Many credit union executives are apolitical, and don’t actively fight for or against issues, said Greater Kentucky Credit Union CEO Mike Fromma. The leader of the $63 million credit union said he thinks there is a “silent majority” of credit union executives nationwide who oppose efforts to raise the member business lending cap, but they aren’t likely to voice their opinions on the matter.
“They just say ‘I don’t have a dog in this one so I won’t say anything’,” he said. “But, they do, because if a credit union fails, they have to pick up the tab.”
Fromma said he spoke out at a Kentucky Credit Union League board meeting against S. 2231, the Small Business Lending Enhancement Act, which would raise the credit union member business lending cap from 12.25% to 27.5% of assets. And, he said he’s chastised some colleagues who he knows also oppose the bill but haven’t spoken out against it.

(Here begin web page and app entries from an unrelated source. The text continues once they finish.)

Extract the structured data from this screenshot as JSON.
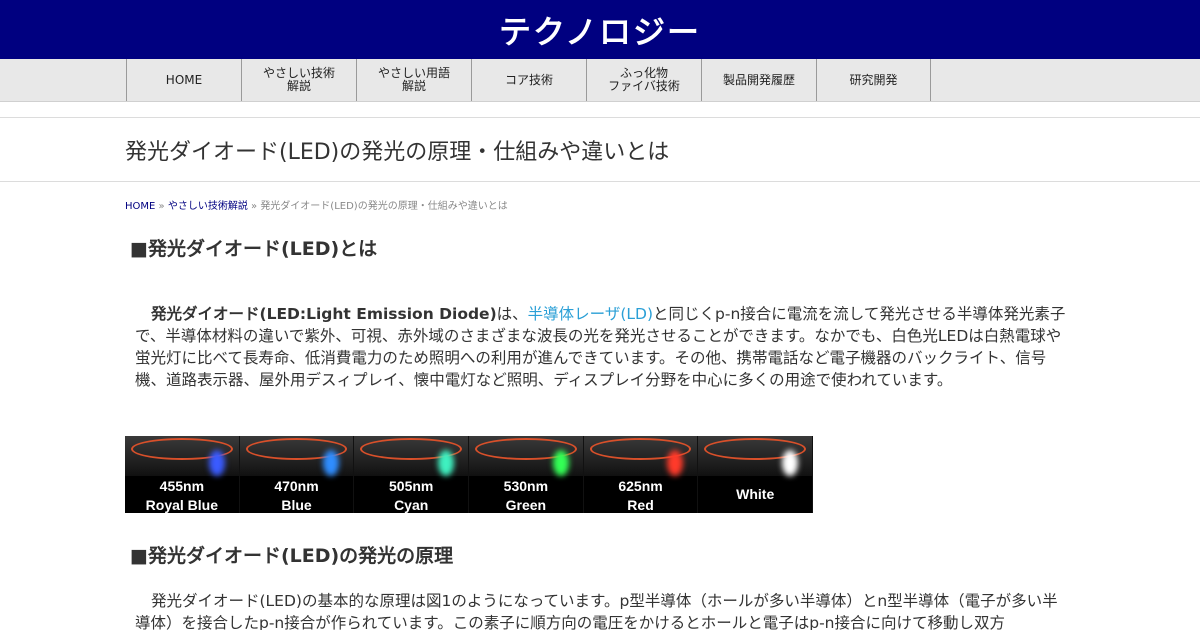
{
  "site": {
    "title": "テクノロジー"
  },
  "nav": {
    "items": [
      {
        "label": "HOME"
      },
      {
        "label": "やさしい技術\n解説"
      },
      {
        "label": "やさしい用語\n解説"
      },
      {
        "label": "コア技術"
      },
      {
        "label": "ふっ化物\nファイバ技術"
      },
      {
        "label": "製品開発履歴"
      },
      {
        "label": "研究開発"
      }
    ]
  },
  "page": {
    "title": "発光ダイオード(LED)の発光の原理・仕組みや違いとは"
  },
  "breadcrumb": {
    "home": "HOME",
    "sep": " » ",
    "category": "やさしい技術解説",
    "current": "発光ダイオード(LED)の発光の原理・仕組みや違いとは"
  },
  "section1": {
    "heading": "■発光ダイオード(LED)とは",
    "bold_term": "発光ダイオード(LED:Light Emission Diode)",
    "text_a": "は、",
    "link": "半導体レーザ(LD)",
    "text_b": "と同じくp-n接合に電流を流して発光させる半導体発光素子で、半導体材料の違いで紫外、可視、赤外域のさまざまな波長の光を発光させることができます。なかでも、白色光LEDは白熱電球や蛍光灯に比べて長寿命、低消費電力のため照明への利用が進んできています。その他、携帯電話など電子機器のバックライト、信号機、道路表示器、屋外用デスィプレイ、懐中電灯など照明、ディスプレイ分野を中心に多くの用途で使われています。"
  },
  "led_image": {
    "cells": [
      {
        "line1": "455nm",
        "line2": "Royal Blue",
        "color": "#3a5bff"
      },
      {
        "line1": "470nm",
        "line2": "Blue",
        "color": "#2f8dff"
      },
      {
        "line1": "505nm",
        "line2": "Cyan",
        "color": "#3ff0c0"
      },
      {
        "line1": "530nm",
        "line2": "Green",
        "color": "#33ff55"
      },
      {
        "line1": "625nm",
        "line2": "Red",
        "color": "#ff3a2a"
      },
      {
        "line1": "",
        "line2": "White",
        "color": "#ffffff"
      }
    ]
  },
  "section2": {
    "heading": "■発光ダイオード(LED)の発光の原理",
    "text": "発光ダイオード(LED)の基本的な原理は図1のようになっています。p型半導体（ホールが多い半導体）とn型半導体（電子が多い半導体）を接合したp-n接合が作られています。この素子に順方向の電圧をかけるとホールと電子はp-n接合に向けて移動し双方"
  }
}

Twelve and a quarter percent of assets is plenty of risk for the credit union movement to take on, he said, especially considering total capital for the industry is around 10%.

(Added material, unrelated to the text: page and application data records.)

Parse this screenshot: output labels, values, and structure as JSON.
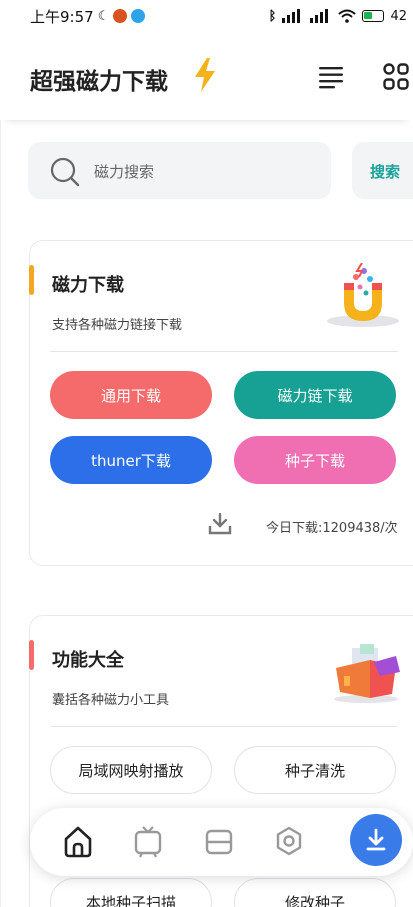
{
  "status_bar": {
    "time": "上午9:57",
    "battery": "42"
  },
  "header": {
    "title": "超强磁力下载"
  },
  "search": {
    "placeholder": "磁力搜索",
    "button_label": "搜索"
  },
  "card_download": {
    "title": "磁力下载",
    "subtitle": "支持各种磁力链接下载",
    "accent_color": "#f5a623",
    "buttons": [
      {
        "label": "通用下载",
        "color": "#f56b6b"
      },
      {
        "label": "磁力链下载",
        "color": "#17a195"
      },
      {
        "label": "thuner下载",
        "color": "#2c6fe8"
      },
      {
        "label": "种子下载",
        "color": "#f06fb3"
      }
    ],
    "today_downloads": "今日下载:1209438/次"
  },
  "card_tools": {
    "title": "功能大全",
    "subtitle": "囊括各种磁力小工具",
    "accent_color": "#f56b6b",
    "buttons": [
      {
        "label": "局域网映射播放"
      },
      {
        "label": "种子清洗"
      },
      {
        "label": "本地种子扫描"
      },
      {
        "label": "修改种子"
      }
    ]
  },
  "bottom_nav": {
    "items": [
      "home-icon",
      "tv-icon",
      "card-icon",
      "settings-icon"
    ],
    "active_color": "#222222",
    "fab_color": "#3a7bea"
  }
}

The Lexington, Ky. Chief executive said he’s seen a number of real estate bubbles burst, and the problems are usually in the same parts of the country: the Sands states and the industrialized Midwest.

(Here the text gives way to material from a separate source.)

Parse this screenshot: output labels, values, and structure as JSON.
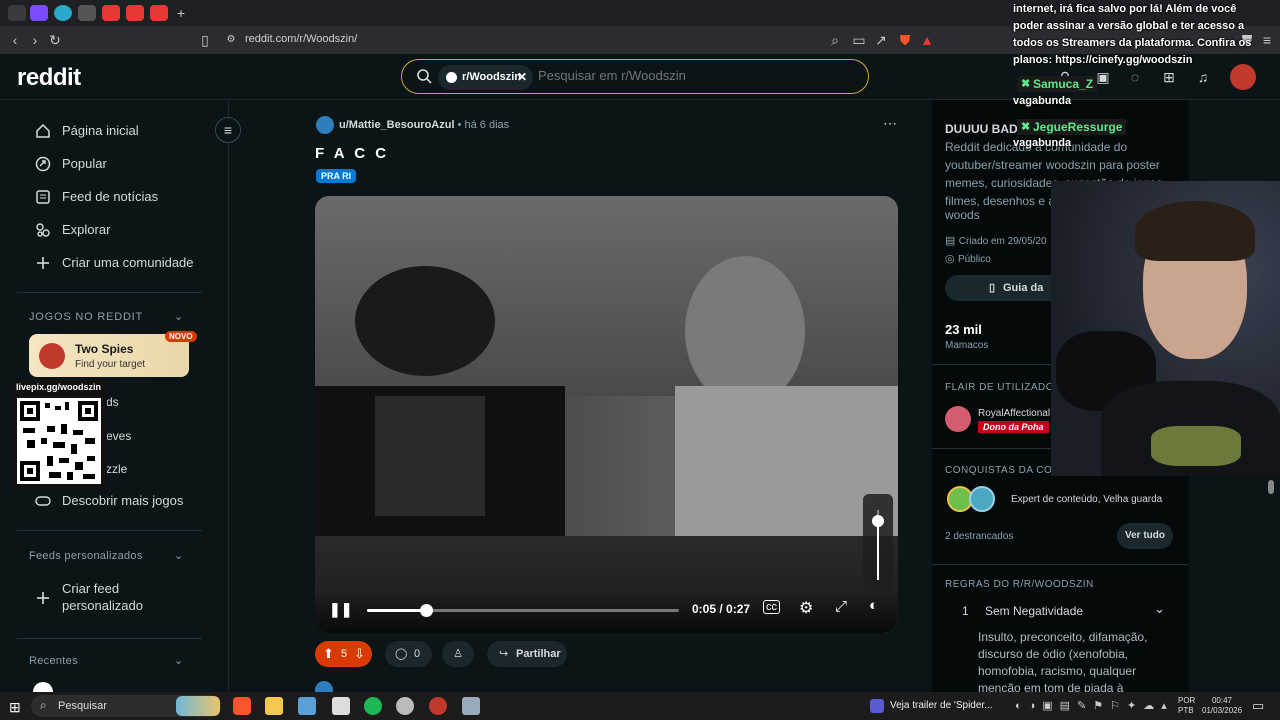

“Then you see these same people calling for more business loans and you get suspect after awhile,” he said. “Some of those guys that run big credit unions kind of fly by the seat of their pants. Don’t get me wrong, there’s a lot of good ones out there, but it doesn’t take many to tip the scales.”
“I think we all learned a lesson from the corporate system,” he said.